Off-camera lighting and a powerful Lomography flash is the best way to get really spooky, pretty feaky, VERYGHOSTLY images. Find out more after the jump!
- a camera with a ‘bulb mode" (I used my La Sardina and my Diana F+ with an instant back)
- a flash (I used the Diana F+ Flash)
- a Buddy
- a tripod
- a really dark spot ( I couldn’t find a really dark one, so semi-dark would work too)
- a cable release makes things a little easier
1. Set up your camera on the tripod and frame your shot. If using a cable release, attach it an open the shutter. Remember to set it on bulb mode or you might get black images (shivers)!
2. Sneak your way into the frame and use your flash to fire light at yourself. Try firing from different angles to get freaky results. These are some of mine:
You may not get exactly the same-looking pictures, but guaranteed they would be freaky and spooky in their own unique way!
Great trick to use with Halloween is just a teensy bit away. Get flashing!
We’re fizzing with excitement to introduce our latest Kickstarter project: the Lomo’Instant Square. We’re talking about the world’s first analogue camera to produce square-format Instax pictures. It features a 95mm glass lens for super sharp photos, an advanced automatic mode that takes care of exposure, all of Lomography’s signature creative features — and a compact, foldable design. The Lomo’Instant Square has launched on Kickstarter. Come join the fun and back us on Kickstarter now to save up to 35% on the planned retail price, and scoop all sorts of extra treats. Be sure to snatch up the deals before they run out. Be there and be square!
At the dawn of the night, there came bright lights. The city is one spacious dancing place, and it's time to bust those moves and shake off the daytime tension. Every night could be disco night as you blare out those flashes and cameras. The world is your dance floor.
Lorraine Healy is a self-confessed "Holga and Sprocket Rocket nut." We recently discovered her fantastic Lomo'Instant Wide images on her Lomohome and decided to find out more about the stories behind these shots and the person behind the camera.
We discovered Alex Totaro after he shared his Lomo'Instant Automat Glass shots on social media. We were so excited to see his images, which were taken at the Barbican that we decided to contact him and find out more about his experiences with our newest instant camera.
Fashion is cyclical, and just when we thought we're all ready to burn those bell bottoms and floral tops, fashion has its way trends back from the dead. In the images of Nick Dewolf, 70's fashion couldn't be any more pulled off by the Boston youth.

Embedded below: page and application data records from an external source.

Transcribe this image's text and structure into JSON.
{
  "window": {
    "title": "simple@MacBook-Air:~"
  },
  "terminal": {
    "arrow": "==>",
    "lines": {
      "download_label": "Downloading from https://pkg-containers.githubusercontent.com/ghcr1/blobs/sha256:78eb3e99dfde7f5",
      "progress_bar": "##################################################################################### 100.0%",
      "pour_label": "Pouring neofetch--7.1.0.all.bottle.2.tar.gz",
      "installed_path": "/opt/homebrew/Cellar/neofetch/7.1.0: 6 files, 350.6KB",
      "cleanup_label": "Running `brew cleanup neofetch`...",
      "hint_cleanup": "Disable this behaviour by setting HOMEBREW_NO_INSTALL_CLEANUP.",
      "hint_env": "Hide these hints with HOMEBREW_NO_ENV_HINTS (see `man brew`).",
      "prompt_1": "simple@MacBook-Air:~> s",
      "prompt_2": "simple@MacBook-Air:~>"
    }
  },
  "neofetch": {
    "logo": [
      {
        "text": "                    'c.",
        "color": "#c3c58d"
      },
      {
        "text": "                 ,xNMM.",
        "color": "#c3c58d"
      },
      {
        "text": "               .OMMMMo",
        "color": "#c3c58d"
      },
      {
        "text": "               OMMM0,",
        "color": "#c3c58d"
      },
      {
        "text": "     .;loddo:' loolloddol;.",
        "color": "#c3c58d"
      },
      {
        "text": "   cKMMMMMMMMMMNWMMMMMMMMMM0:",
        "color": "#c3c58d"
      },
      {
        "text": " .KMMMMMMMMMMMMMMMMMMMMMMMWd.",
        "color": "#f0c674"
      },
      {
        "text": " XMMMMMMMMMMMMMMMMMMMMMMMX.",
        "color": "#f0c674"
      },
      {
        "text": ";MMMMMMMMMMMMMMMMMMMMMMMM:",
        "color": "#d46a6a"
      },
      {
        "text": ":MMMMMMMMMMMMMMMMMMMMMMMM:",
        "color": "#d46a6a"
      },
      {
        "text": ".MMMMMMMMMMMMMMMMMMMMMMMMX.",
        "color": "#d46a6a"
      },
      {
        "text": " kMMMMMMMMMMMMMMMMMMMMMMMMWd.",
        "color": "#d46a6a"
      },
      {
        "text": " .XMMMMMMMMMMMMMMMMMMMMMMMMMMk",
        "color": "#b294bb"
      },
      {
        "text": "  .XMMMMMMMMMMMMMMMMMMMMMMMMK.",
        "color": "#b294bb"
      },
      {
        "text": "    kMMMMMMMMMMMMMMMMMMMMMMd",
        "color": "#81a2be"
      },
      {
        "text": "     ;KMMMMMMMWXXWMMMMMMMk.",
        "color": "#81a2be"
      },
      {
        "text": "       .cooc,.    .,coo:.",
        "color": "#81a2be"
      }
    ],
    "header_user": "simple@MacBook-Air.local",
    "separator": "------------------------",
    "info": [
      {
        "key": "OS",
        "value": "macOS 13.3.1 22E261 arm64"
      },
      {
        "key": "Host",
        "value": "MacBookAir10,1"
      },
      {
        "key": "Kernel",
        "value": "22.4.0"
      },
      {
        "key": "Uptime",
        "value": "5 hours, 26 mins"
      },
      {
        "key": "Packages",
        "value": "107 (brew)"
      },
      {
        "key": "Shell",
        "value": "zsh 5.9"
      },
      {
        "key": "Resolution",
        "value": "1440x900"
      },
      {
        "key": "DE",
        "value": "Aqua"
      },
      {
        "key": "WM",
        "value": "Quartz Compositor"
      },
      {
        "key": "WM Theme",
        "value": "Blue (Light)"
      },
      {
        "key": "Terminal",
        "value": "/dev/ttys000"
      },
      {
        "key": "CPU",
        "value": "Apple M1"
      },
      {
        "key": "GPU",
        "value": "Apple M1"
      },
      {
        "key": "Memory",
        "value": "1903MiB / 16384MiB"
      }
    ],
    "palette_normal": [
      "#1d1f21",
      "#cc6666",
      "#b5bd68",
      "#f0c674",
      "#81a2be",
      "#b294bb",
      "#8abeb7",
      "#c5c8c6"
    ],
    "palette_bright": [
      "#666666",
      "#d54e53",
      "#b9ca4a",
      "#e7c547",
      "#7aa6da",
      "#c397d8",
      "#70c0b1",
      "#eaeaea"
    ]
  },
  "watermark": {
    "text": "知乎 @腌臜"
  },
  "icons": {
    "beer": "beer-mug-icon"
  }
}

"Documentary fiction' is the best way to describe the overall work of Dutch photographer *Mariken Wessels*. Together with her own photographs and found images, letters, objects, notes, etc., she would recreate something out of them until a new reality is shown.
March is Youth Art Month and we here at Lomography are celebrating all month long by featuring young artists and the educators that nurture their budding talent. Read here to find out more about special discounts, competitions, and more!
Can’t wait to get your hands on your very own Lomo’Instant Automat camera? Follow our quick tricks so you can master and get the most out of your instant camera once it comes knocking at your door! The Sky is the Limit!
By far the oddest-looking camera I own, the Electric Eye is an auto-exposure viewfinder camera made by Bell & Howell in the late 1950s. I picked one up online and ended up with another one, that came with a very cool, retro looking carrying case, from my grandfather. It took a little while to try these two out but after running some film I found that this camera is a lot of fun to shoot with.
We are officially half way through the year and summer is in full swing! This is the perfect time to stock up on film, get out your cameras or book yourself onto one of our fab workshops. This month you can choose from an LC-A+ walk or two LomoChrome Purple workshops!
Marine Toux is a young French photographer whose work we showcased on Lomography magazine. After 3 years studying photography, Marine decided to work exclusively with analog cameras. Check out this new series featuring the Neptune Convertible Lens System,
The Heroic Age of Antarctic Exploration underwent during the twilight of the 19th century when the Antarctic continent became a focus of international efforts of scientific and geographic exploration. One of the pioneers was Ernest Shackleton, and his photographer was Frank Hurley.